Medical officials are begging the public to get vaccinated against COVID-19.
On Monday, Aug. 23, Steve Haines, the nursing director of critical care services at Ephraim McDowell Regional Medical Center in Danville, was one of several medical officials who appeared during Gov. Andy Beshear’s press conference.
“It’s been pretty horrific,” said Haines. At times during the broadcast, Haines was overcome with emotion. He said they had lost eight people within 24 hours. He said the morgue at the medical center only has room for three people.
“The funeral homes couldn’t pick them up fast enough,” Haines said.
According to the Mercer County Health Department’s most recent report, only 44 percent of adults over the age of 18 have been fully vaccinated. Many cite safety concerns as their reason for not getting vaccinated. On Monday, the Food and Drug Administration approved the Pfizer-BioNTech COVID-19 vaccine for individuals 16 years of age and older. The vaccine also continues to be available under emergency use authorization, including for individuals 12 through 15 years of age and for the administration of a third dose in some people with compromised immune systems.
So far, approximately 189.9 million people have received at least one dose of vaccine. The Centers for Disease Control and Prevention has received 6,207 reports of people who had died after receiving a COVID vaccine between Dec. 14, 2020 and July 19, 2021. However, healthcare providers are required to report any death after COVID-19 vaccination, even if it’s unclear whether the vaccine was the cause.
So far, more than 629,739 Americans have been killed by COVID-19 since the pandemic began, according to the Johns Hopkins University Coronavirus Resource Center.
But numbers can only tell so much of a story. On Monday, Haines described what COVID-19 patients can go through.
“They just can’t breathe,” Haines said. He said 95 patients have been intubated. Those who suffer the worst are also attacked by blood clots, with some suffering strokes.
“It’s a horrible disease,” Haines said.
He said during the earlier surge in infections, the hospital had time to prepare.
“We had time to be ready for it,” Haines said.
But the new surge, which is powered by the Delta variant, which officials say is far more infectious than previous variants, has spread much faster.
“We were immediately overwhelmed,” Haines said.
He said staff have to fill rooms within minutes of patients dying.

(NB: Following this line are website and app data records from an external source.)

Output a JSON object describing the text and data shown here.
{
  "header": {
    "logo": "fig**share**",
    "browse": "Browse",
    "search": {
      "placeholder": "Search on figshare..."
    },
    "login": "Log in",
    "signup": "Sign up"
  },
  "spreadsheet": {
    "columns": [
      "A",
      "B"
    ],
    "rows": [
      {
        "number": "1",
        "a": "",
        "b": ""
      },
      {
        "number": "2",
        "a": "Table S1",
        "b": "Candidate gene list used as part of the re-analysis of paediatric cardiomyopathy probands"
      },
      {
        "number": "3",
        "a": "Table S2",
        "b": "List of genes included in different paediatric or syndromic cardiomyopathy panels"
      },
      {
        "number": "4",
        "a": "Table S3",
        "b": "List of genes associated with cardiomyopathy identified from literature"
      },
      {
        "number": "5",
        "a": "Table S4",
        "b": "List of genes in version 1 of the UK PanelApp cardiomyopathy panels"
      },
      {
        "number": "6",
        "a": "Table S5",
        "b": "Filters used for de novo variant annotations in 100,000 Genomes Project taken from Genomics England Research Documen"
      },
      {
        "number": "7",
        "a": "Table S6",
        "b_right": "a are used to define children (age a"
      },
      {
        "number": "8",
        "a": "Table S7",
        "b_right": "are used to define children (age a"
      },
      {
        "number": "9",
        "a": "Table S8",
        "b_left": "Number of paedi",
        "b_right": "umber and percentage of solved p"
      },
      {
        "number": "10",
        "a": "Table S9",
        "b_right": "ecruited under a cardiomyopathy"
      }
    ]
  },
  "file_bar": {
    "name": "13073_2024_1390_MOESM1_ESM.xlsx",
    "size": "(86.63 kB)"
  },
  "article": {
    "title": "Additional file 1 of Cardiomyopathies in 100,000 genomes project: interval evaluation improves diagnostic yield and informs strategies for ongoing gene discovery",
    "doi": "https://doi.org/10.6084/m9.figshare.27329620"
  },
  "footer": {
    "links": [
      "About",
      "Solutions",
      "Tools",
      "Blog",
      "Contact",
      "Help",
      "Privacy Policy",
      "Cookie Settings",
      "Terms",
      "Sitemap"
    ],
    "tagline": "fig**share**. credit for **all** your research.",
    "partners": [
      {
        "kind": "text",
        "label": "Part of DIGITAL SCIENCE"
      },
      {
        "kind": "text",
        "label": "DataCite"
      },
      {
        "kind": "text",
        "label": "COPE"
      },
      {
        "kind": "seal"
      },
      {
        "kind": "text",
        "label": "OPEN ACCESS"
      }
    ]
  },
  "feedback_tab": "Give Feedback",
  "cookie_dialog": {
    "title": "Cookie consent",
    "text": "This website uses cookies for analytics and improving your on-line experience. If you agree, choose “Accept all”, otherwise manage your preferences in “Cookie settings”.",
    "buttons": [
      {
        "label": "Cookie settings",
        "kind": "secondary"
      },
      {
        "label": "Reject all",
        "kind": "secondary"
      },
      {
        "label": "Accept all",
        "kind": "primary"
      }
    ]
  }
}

McDowell is not the only hospital in the state struggling to handle the surge in infections. Starting Sept. 1, the Kentucky National Guard will provide support to hospitals, health departments and food banks, with five teams of 15 people deployed to Pikeville Medical Center, the Medical Center at Bowling Green and St. Claire Regional Medical Center in Morehead.
No personnel have been assigned to any of McDowell’s locations so far. Haines implored those who have not been vaccinated to do so.
“It looks like there’s no end,” Haines said. “The only chance we have is vaccination.”
The Mercer County Health Department offers vaccinations against COVID-19 every Wednesday. The department offers Pfizer and Moderna, which both require two doses, and Johnson & Johnson, which requires one dose, available. There is no cost to receive be vaccinated. Appointments can be scheduled online at signupgenius.com. Call 859-734-4522 for more information.